→ Task: Find every line in the entries that holds the string "title" and report it.
╭─ Records provided
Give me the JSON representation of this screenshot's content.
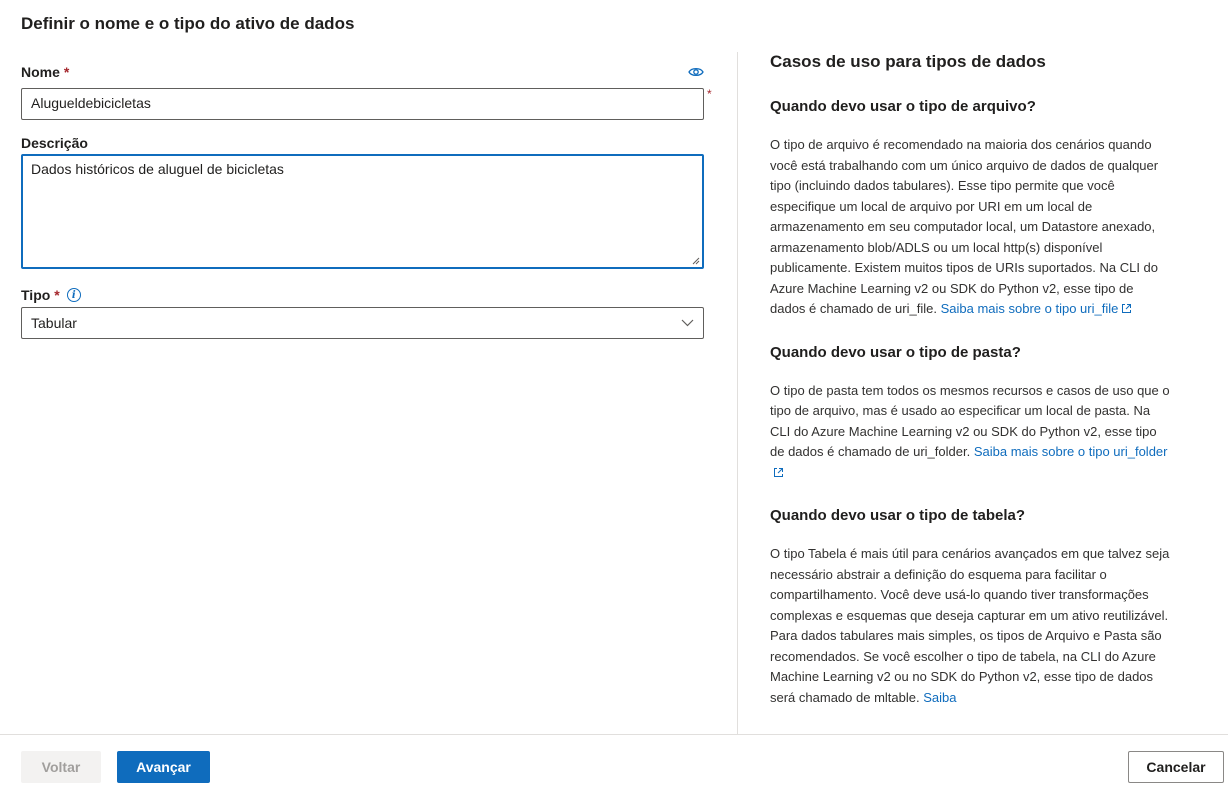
{
  "page": {
    "title": "Definir o nome e o tipo do ativo de dados"
  },
  "form": {
    "name_label": "Nome",
    "required_mark": "*",
    "name_value": "Alugueldebicicletas",
    "description_label": "Descrição",
    "description_value": "Dados históricos de aluguel de bicicletas",
    "type_label": "Tipo",
    "type_value": "Tabular"
  },
  "help_panel": {
    "heading": "Casos de uso para tipos de dados",
    "sections": [
      {
        "title": "Quando devo usar o tipo de arquivo?",
        "text": "O tipo de arquivo é recomendado na maioria dos cenários quando você está trabalhando com um único arquivo de dados de qualquer tipo (incluindo dados tabulares). Esse tipo permite que você especifique um local de arquivo por URI em um local de armazenamento em seu computador local, um Datastore anexado, armazenamento blob/ADLS ou um local http(s) disponível publicamente. Existem muitos tipos de URIs suportados. Na CLI do Azure Machine Learning v2 ou SDK do Python v2, esse tipo de dados é chamado de uri_file.",
        "link": "Saiba mais sobre o tipo uri_file"
      },
      {
        "title": "Quando devo usar o tipo de pasta?",
        "text": "O tipo de pasta tem todos os mesmos recursos e casos de uso que o tipo de arquivo, mas é usado ao especificar um local de pasta. Na CLI do Azure Machine Learning v2 ou SDK do Python v2, esse tipo de dados é chamado de uri_folder.",
        "link": "Saiba mais sobre o tipo uri_folder"
      },
      {
        "title": "Quando devo usar o tipo de tabela?",
        "text": "O tipo Tabela é mais útil para cenários avançados em que talvez seja necessário abstrair a definição do esquema para facilitar o compartilhamento. Você deve usá-lo quando tiver transformações complexas e esquemas que deseja capturar em um ativo reutilizável. Para dados tabulares mais simples, os tipos de Arquivo e Pasta são recomendados. Se você escolher o tipo de tabela, na CLI do Azure Machine Learning v2 ou no SDK do Python v2, esse tipo de dados será chamado de mltable.",
        "link": "Saiba"
      }
    ]
  },
  "footer": {
    "back_label": "Voltar",
    "next_label": "Avançar",
    "cancel_label": "Cancelar"
  }
}
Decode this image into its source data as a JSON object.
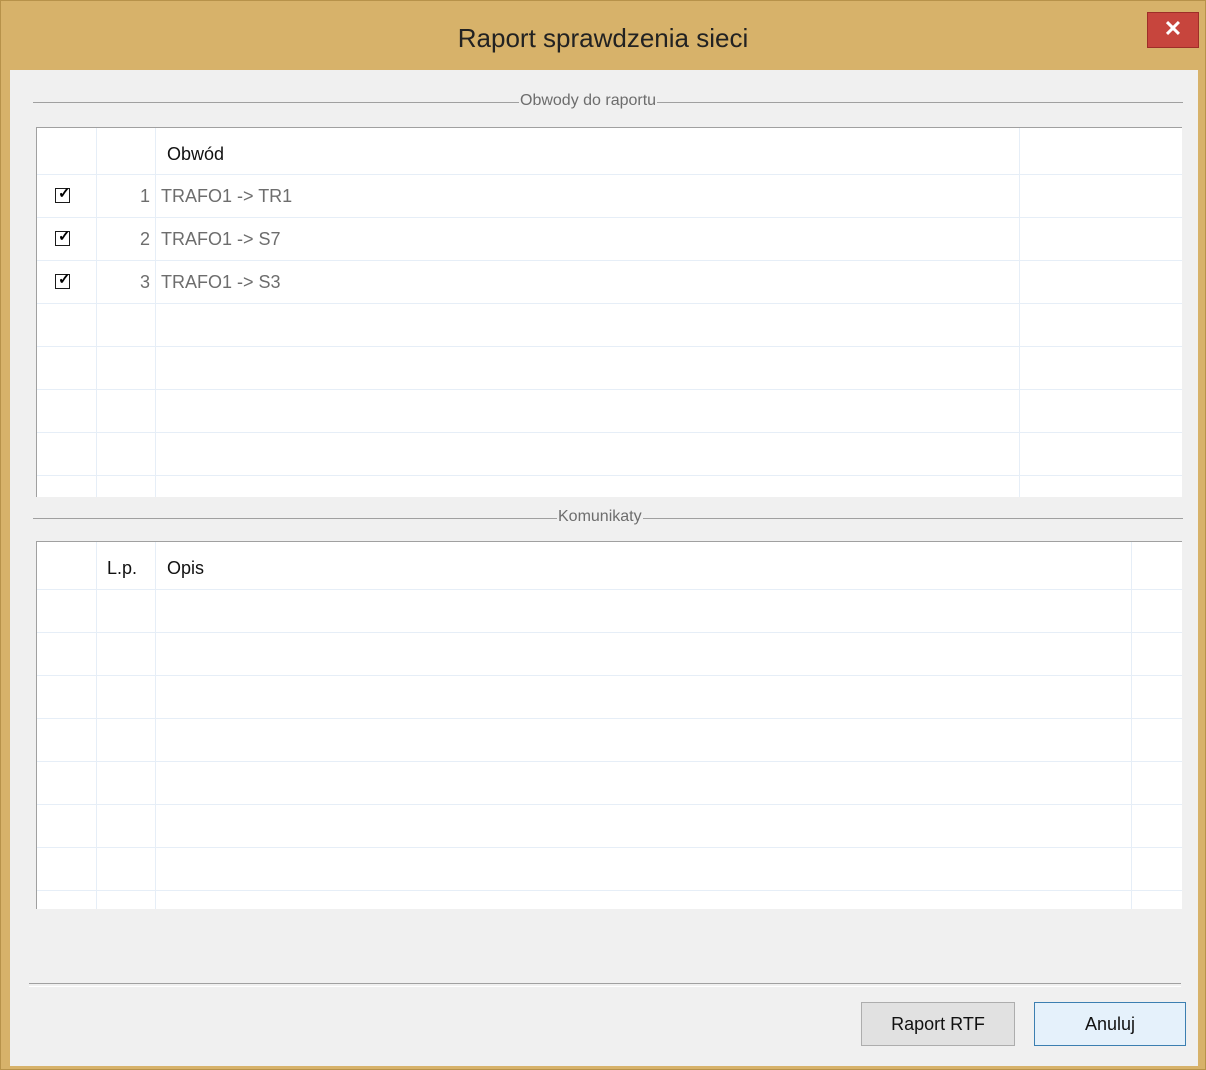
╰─
→ Output:
    "title": "Definir o nome e o tipo do ativo de dados"
        "title": "Quando devo usar o tipo de arquivo?",
        "title": "Quando devo usar o tipo de pasta?",
        "title": "Quando devo usar o tipo de tabela?",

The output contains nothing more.